TASK ITEM: From the listing below, copy out every line where the word "accessibility" appears.

───── RAW DATA

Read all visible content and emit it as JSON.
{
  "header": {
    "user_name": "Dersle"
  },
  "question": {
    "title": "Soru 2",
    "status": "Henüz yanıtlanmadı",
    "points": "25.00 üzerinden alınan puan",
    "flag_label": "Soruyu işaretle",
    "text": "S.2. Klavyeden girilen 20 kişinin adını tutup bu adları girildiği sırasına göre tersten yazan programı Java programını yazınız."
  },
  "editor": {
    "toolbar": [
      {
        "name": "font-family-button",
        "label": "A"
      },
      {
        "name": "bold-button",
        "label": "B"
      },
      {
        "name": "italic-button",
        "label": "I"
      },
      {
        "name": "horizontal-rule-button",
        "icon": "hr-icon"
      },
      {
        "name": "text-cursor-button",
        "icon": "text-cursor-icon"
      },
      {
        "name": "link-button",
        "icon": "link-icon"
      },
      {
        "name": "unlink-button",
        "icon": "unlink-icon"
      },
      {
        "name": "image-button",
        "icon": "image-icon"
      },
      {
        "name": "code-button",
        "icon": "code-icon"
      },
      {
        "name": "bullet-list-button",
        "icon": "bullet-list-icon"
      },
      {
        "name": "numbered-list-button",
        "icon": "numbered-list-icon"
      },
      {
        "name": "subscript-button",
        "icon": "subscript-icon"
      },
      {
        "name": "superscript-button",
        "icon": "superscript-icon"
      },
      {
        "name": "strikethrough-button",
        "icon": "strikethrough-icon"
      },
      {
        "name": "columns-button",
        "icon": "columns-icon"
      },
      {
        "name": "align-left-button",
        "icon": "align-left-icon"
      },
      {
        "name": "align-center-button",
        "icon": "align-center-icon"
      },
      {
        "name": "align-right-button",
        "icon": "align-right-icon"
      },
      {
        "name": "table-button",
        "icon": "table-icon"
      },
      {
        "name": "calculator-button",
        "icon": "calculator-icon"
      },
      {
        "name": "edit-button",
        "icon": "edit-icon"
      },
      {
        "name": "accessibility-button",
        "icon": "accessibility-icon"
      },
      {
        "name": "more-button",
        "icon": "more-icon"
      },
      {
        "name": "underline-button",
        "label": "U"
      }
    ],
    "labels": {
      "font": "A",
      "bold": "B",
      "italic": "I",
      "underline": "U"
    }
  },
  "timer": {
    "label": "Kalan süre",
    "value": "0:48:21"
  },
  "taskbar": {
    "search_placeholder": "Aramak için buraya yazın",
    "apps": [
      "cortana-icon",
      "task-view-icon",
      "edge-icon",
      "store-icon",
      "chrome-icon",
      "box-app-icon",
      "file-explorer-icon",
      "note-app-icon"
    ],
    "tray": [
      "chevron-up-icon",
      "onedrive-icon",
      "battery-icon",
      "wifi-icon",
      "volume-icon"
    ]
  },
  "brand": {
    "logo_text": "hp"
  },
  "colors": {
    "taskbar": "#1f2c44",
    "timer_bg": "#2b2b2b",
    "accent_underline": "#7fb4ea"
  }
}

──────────
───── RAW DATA

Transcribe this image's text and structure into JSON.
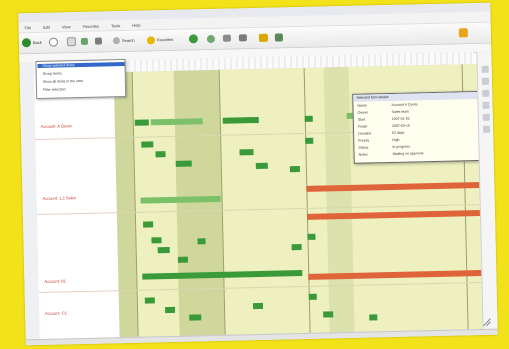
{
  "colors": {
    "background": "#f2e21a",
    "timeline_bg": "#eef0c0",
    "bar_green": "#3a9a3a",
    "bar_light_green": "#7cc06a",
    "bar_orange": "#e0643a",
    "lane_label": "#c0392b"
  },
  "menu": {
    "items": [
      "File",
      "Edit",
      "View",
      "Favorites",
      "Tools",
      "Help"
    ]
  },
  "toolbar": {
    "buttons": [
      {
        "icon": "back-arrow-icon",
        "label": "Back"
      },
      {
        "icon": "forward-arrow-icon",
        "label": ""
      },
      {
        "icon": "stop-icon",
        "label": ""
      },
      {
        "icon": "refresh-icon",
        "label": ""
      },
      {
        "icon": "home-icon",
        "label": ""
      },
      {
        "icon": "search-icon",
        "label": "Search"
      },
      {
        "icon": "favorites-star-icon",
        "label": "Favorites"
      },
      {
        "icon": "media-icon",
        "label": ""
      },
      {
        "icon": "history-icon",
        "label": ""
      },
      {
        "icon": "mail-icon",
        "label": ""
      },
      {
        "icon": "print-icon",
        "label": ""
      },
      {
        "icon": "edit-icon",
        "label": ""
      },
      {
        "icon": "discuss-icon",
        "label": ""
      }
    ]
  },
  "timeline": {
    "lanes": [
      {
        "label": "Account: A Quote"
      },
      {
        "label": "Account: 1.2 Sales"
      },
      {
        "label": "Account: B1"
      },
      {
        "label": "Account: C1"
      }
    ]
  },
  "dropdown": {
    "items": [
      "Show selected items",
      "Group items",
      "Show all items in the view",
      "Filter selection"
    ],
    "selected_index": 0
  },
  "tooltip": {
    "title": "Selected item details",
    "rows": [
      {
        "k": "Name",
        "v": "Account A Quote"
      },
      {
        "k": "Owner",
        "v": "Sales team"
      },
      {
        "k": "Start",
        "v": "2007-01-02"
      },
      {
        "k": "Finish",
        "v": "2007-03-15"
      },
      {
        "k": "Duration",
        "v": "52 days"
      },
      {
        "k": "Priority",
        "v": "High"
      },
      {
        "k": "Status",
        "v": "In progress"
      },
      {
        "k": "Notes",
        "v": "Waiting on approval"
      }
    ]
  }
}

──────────
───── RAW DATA

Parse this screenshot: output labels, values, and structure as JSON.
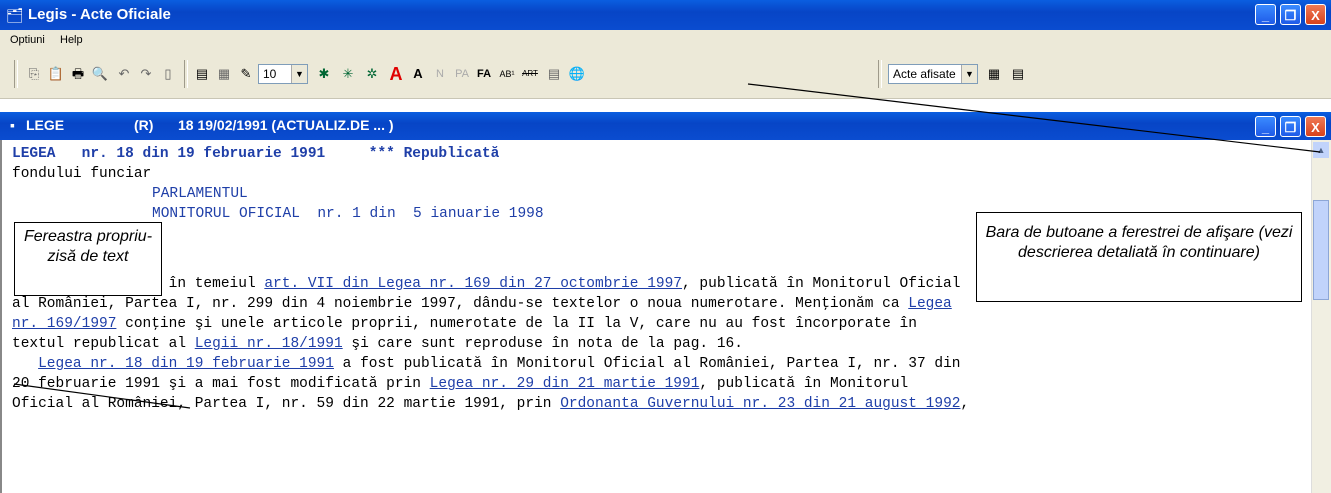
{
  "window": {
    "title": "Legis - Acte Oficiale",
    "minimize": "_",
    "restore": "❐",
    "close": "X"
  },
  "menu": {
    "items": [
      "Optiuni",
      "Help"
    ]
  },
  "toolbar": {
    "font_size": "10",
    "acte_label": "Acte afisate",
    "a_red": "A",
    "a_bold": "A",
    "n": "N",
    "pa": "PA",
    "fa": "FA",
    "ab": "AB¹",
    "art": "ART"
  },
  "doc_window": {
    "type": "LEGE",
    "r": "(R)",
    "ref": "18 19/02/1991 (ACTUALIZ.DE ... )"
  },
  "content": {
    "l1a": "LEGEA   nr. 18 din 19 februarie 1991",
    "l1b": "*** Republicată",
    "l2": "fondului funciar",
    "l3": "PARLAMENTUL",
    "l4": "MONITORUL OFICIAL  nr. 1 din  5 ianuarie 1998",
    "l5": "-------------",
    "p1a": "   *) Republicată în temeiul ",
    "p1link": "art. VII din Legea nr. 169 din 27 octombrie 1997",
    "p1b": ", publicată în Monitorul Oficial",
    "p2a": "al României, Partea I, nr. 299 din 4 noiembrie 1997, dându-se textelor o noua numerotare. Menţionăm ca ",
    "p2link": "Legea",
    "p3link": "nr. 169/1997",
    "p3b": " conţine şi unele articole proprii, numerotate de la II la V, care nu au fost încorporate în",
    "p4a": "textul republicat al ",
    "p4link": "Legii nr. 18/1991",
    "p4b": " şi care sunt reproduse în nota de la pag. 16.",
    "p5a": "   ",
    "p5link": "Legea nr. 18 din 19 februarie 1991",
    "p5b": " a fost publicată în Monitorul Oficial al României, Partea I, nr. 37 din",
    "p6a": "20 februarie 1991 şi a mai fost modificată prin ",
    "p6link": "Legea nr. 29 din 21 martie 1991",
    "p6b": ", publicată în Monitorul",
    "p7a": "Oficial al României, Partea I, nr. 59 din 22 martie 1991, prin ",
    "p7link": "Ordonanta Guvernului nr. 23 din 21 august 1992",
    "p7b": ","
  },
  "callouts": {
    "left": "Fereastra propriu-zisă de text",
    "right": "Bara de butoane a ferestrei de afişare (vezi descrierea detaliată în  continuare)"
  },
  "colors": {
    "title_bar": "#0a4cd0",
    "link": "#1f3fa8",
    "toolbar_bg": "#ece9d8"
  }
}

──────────

EXERCISE RESULT:
        "name": "accessibility-button",
        "icon": "accessibility-icon"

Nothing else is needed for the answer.